Councillor complaint dismissed
A COMPLAINT by a former CEO against a Tablelands Regional councillor has been investigated and dismissed and the organisation has made it clear it wants to “move on”.
The complaint, from former CEO Bob Owen, was lodged with the Office of the Independent Assessor (OIA) in December last year, alleging that Cr David Clifton had breached the Code of Conduct for Councillors in Queensland.
He claimed the breaches occurred during a pre-agenda meeting, by sending an email on 15 December 2020, and/or during a conversation with a council officer in the days prior to a council meeting on 17 December 2020.
Mr Owen claimed Cr Clifton responded “aggressively” when he mentioned that there had been some negative public feedback about the Acting Mayor’s use of the phrase “bleeding” when referring to council’s operations and finances.
He claims Cr Clifton stated in “a loud and aggressive manner ‘why should we stop using the phrase?’, then got out of your seat, slapped yourself across the face, said ‘I need to get out of here,’ then walked out of the room”.
Cr Clifton then allegedly returned to the boardroom, “stood leaning slightly forward, with his feet apart and arms extended by his side, glaring at (Mr Owen)”.
The complaint also alleged Cr Clifton had “asked a council officer not to look at (you)” when he read out an apology during the upcoming council meeting on 17 December 2020, or he would “burst out laughing”. The apology by Cr Clifton was the outcome of a separate complaint process which was unrelated to this matter.
On 15 December, Cr Clifton sent an email to Mr Owen, which was copied to other officers, in which he expressed concerns regarding a five-year contract relating to a pilot project and “inferred” that Mr Owen had “acted improperly when signing a contract during a previous council term and in accordance with a resolution of the previous council”.
The OIA referred the matter to council to be dealt with and recommended it be referred to an external agency for investigation.

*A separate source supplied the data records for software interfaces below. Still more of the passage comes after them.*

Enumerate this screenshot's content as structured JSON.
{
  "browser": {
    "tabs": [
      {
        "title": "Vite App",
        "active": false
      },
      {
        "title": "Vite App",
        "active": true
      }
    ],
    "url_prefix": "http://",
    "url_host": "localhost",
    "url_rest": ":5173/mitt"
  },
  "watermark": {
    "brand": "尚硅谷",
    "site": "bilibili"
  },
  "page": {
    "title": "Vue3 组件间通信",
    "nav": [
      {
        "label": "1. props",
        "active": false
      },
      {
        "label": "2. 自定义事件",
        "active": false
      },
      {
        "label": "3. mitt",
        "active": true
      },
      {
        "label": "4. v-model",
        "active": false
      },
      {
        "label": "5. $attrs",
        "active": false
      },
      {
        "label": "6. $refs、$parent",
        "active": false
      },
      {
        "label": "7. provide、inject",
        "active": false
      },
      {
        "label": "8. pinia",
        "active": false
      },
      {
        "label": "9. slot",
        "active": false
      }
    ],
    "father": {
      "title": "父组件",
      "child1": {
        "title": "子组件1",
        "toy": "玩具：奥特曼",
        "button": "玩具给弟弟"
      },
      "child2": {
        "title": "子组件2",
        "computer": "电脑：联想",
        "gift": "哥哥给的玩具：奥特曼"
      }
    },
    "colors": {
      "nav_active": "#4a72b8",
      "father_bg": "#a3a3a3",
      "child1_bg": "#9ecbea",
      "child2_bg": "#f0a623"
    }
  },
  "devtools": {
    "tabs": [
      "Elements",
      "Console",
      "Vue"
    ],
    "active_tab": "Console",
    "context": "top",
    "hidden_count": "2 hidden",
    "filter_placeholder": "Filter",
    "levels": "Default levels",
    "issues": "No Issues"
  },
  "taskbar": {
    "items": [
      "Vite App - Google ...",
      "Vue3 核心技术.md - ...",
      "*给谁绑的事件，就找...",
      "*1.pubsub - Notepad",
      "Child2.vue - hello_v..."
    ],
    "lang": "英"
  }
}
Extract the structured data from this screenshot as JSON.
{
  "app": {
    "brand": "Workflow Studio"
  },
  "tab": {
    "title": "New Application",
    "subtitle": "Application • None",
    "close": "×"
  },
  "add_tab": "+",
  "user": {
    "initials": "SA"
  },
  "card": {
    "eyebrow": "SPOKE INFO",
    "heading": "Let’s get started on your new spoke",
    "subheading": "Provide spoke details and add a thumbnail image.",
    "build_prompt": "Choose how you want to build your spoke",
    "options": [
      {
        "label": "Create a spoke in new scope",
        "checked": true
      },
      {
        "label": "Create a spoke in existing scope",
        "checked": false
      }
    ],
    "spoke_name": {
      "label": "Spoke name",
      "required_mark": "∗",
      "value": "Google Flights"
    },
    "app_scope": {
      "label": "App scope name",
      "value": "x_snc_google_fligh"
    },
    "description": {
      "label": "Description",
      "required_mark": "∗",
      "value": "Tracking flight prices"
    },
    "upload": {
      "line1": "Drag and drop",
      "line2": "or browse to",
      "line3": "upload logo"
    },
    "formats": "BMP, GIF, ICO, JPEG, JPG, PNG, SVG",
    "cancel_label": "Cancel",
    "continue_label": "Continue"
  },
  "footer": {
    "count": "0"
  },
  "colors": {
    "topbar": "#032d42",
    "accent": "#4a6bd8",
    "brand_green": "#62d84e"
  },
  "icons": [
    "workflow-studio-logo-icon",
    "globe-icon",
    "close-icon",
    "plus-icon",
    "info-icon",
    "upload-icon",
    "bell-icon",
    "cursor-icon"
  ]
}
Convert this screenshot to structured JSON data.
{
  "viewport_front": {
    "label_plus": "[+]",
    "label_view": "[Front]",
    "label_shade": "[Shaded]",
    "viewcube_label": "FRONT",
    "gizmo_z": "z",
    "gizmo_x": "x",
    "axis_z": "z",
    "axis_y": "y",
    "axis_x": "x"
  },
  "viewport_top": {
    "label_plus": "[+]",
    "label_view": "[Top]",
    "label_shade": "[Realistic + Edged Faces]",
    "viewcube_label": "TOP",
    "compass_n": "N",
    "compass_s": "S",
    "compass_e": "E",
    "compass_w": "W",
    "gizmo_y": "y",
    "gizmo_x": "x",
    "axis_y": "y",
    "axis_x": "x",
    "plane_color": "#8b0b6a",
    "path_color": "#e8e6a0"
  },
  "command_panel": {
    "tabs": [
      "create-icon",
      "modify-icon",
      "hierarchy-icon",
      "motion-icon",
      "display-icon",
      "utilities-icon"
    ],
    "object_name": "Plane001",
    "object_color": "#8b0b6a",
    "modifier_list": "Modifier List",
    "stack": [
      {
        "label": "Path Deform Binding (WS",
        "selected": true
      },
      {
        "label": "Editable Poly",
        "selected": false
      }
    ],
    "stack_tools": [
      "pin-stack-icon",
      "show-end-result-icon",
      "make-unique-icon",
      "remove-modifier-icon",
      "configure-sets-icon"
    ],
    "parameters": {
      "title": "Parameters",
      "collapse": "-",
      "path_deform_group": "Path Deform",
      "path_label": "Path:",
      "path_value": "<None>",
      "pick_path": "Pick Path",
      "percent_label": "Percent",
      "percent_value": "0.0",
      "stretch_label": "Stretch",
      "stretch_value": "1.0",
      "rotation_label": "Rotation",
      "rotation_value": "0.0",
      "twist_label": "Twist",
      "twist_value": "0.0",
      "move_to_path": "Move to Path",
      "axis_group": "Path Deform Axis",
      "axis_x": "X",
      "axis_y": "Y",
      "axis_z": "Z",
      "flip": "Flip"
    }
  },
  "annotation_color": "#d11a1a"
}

The investigation was completed and a report sent to council last month.
Having considered the evidence and analysis, it was concluded there was no evidence that Councillor Clifton had engaged in inappropriate conduct.
At last week’s meeting, Tablelands Mayor Rod Marti said the matter had taken 12 months to resolve.
“This has been ongoing for 12 months to get to this point – I think it’s time we put this behind us and moved on,” he said.
Cr Clifton said the matter had led to a wide ranging investigation with interviews of many officers and councillors and had cost the TRC ratepayers a considerable sum of money.
“In addition, my sense of wellbeing and confidence has been considerably challenged,” he said.
“I welcome the changes that we, the Council, have made in addressing some organisation and staff issues and I am confident that we are moving positively forward with trust and mutual understanding of our role in representing and supporting the TRC community.
“Elected councillors ought to be able to get on with their job of representing the community and asking the right questions without being dragged through legal channels by disgruntled officers.
“Several of the charges were really trivial and ought not have been put up by officers nor been considered by the OIA.
“Charges such as these are one of the reasons that the Office of Independent Assessment is currently undergoing an inquiry.
I’m very glad that this matter has, at last, been resolved with the decision that there was no misconduct to answer and I very much appreciate the support given me by my councillor colleagues.”